Another issue blamed on immigrants is Medicare's economic woes, while the real perpetrators — the healthcare corporations — escape responsibility. Every time Medicare is used to purchase overpriced medications, the pharmaceutical companies rake in huge profits.

Medicare must also pay for overpriced medical procedures, pricey hospital stays, etc. In fact, Medicare Part D was specially inserted by the Bush administration to drive up profits for the healthcare industry.

In Part D's first six months, profits for pharmaceutical companies went up $8 billion, the US House Committee on Government Reform said. Part of Obama's deal with the health care industry said that Part D would remain untouched.

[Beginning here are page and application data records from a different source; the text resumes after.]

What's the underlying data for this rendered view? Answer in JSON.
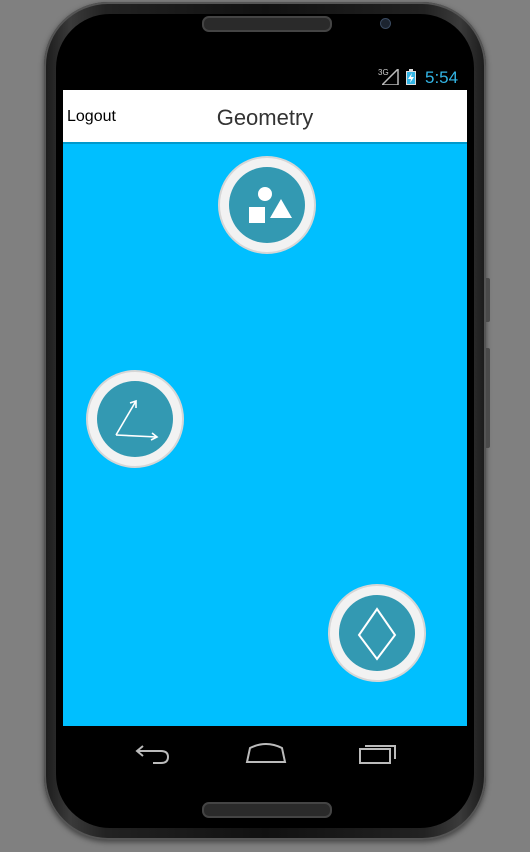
{
  "status_bar": {
    "network": "3G",
    "time": "5:54",
    "icons": [
      "signal-icon",
      "battery-charging-icon"
    ]
  },
  "app_bar": {
    "logout_label": "Logout",
    "title": "Geometry"
  },
  "menu_buttons": [
    {
      "icon": "shapes-icon"
    },
    {
      "icon": "angle-icon"
    },
    {
      "icon": "rhombus-icon"
    }
  ],
  "nav_bar": {
    "icons": [
      "back-icon",
      "home-icon",
      "recents-icon"
    ]
  },
  "colors": {
    "content_background": "#00bfff",
    "button_fill": "#3399b2",
    "button_ring": "#f2f2f2",
    "clock": "#33b5e5"
  }
}
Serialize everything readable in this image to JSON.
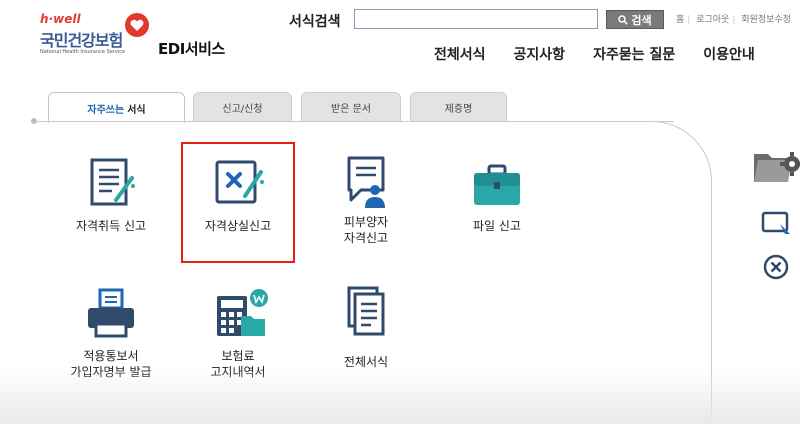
{
  "header": {
    "logo_tagline": "h·well",
    "logo_name": "국민건강보험",
    "logo_english": "National Health Insurance Service",
    "service_name": "EDI서비스",
    "search_label": "서식검색",
    "search_value": "",
    "search_button": "검색",
    "util_links": [
      "홈",
      "로그아웃",
      "회원정보수정"
    ],
    "nav": [
      "전체서식",
      "공지사항",
      "자주묻는 질문",
      "이용안내"
    ]
  },
  "tabs": [
    {
      "label": "자주쓰는",
      "label_em": "서식",
      "active": true
    },
    {
      "label": "신고/신청",
      "active": false
    },
    {
      "label": "받은 문서",
      "active": false
    },
    {
      "label": "제증명",
      "active": false
    }
  ],
  "menu": [
    {
      "label": "자격취득 신고",
      "icon": "document-pen-icon"
    },
    {
      "label": "자격상실신고",
      "icon": "document-x-icon",
      "highlighted": true
    },
    {
      "label": "피부양자\n자격신고",
      "icon": "speech-person-icon"
    },
    {
      "label": "파일 신고",
      "icon": "briefcase-icon"
    },
    {
      "label": "적용통보서\n가입자명부 발급",
      "icon": "printer-icon"
    },
    {
      "label": "보험료\n고지내역서",
      "icon": "calculator-folder-icon"
    },
    {
      "label": "전체서식",
      "icon": "documents-stack-icon"
    }
  ],
  "colors": {
    "accent": "#1f66b3",
    "highlight_border": "#e2231a",
    "icon_navy": "#2f4a6b",
    "icon_teal": "#2aa7a7"
  }
}
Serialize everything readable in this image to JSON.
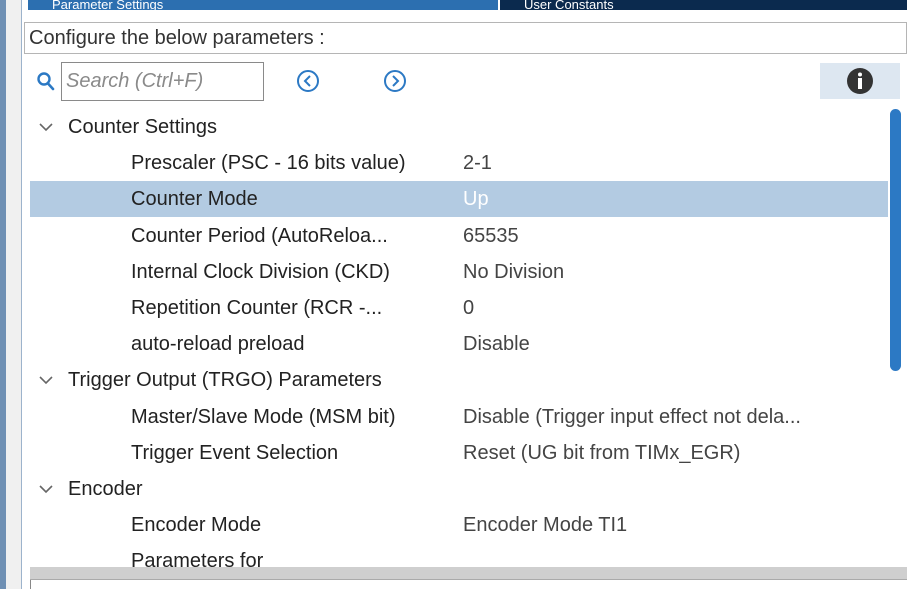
{
  "tabs": [
    {
      "label": "Parameter Settings"
    },
    {
      "label": "User Constants"
    }
  ],
  "config_label": "Configure the below parameters :",
  "search": {
    "placeholder": "Search (Ctrl+F)",
    "value": ""
  },
  "icons": {
    "search": "search-icon",
    "prev": "circle-chevron-left-icon",
    "next": "circle-chevron-right-icon",
    "info": "info-icon",
    "expand": "chevron-down-icon"
  },
  "colors": {
    "accent": "#2c79c4",
    "selected_row": "#b3cbe2",
    "tab_active": "#2c6fb0",
    "tab_inactive": "#0b2a4e"
  },
  "tree": {
    "groups": [
      {
        "label": "Counter Settings",
        "expanded": true,
        "params": [
          {
            "label": "Prescaler (PSC - 16 bits value)",
            "value": "2-1",
            "selected": false
          },
          {
            "label": "Counter Mode",
            "value": "Up",
            "selected": true
          },
          {
            "label": "Counter Period (AutoReloa...",
            "value": "65535",
            "selected": false
          },
          {
            "label": "Internal Clock Division (CKD)",
            "value": "No Division",
            "selected": false
          },
          {
            "label": "Repetition Counter (RCR -...",
            "value": "0",
            "selected": false
          },
          {
            "label": "auto-reload preload",
            "value": "Disable",
            "selected": false
          }
        ]
      },
      {
        "label": "Trigger Output (TRGO) Parameters",
        "expanded": true,
        "params": [
          {
            "label": "Master/Slave Mode (MSM bit)",
            "value": "Disable (Trigger input effect not dela...",
            "selected": false
          },
          {
            "label": "Trigger Event Selection",
            "value": "Reset (UG bit from TIMx_EGR)",
            "selected": false
          }
        ]
      },
      {
        "label": "Encoder",
        "expanded": true,
        "params": [
          {
            "label": "Encoder Mode",
            "value": "Encoder Mode TI1",
            "selected": false
          },
          {
            "label": "Parameters for",
            "value": "",
            "selected": false
          }
        ]
      }
    ]
  }
}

This fiscal ransacking of Medicare is being used as a reason to dump the program in its entirety, something that the Democrats' "healthcare plan" will be the first step towards achieving. (The most profitable parts will likely remain intact.)

Medicare must not only be saved, but extended to everybody. This obvious solution to the US healthcare disaster is "too radical" for Democrats and Republicans alike.

Indeed, under the current system, far too many of society's resources are being used towards the profits of the healthcare industry, bank bailouts, and foreign wars for such truly universal health care to exist.

To create health care for all, the socially-precious health care industry must be completely taken out of the hands of the mega-corporations who've ruined the lives of millions of people while helping bankrupt federal and state governments.

In a March 9 article, Workers Action wrote: "If Obama's health care plan leaves in place the same greedy shareholders and CEOs of the health care mega-corporations, while funneling them billions of taxpayer money, very little is likely to change.

"Likewise, if every American has health insurance, but insurance companies benefit from not paying for expensive surgeries or medications, or drug companies continue to benefit from having monopolies over medications, millions of people will continue to suffer."

Obstacles to change must be removed, not bargained with or pandered to. The healthcare industry — like the big banks — is exerting a stranglehold over society that the Democrats and Republicans are unwilling to break.

This cowardice will hopefully shed light on an old truth for millions of people: the Democrats — like the Republicans — are also a party of big business.

[Shamus Cooke is a social service worker, trade unionist, and writer for Workers Action, . This is abridged from ZNet.]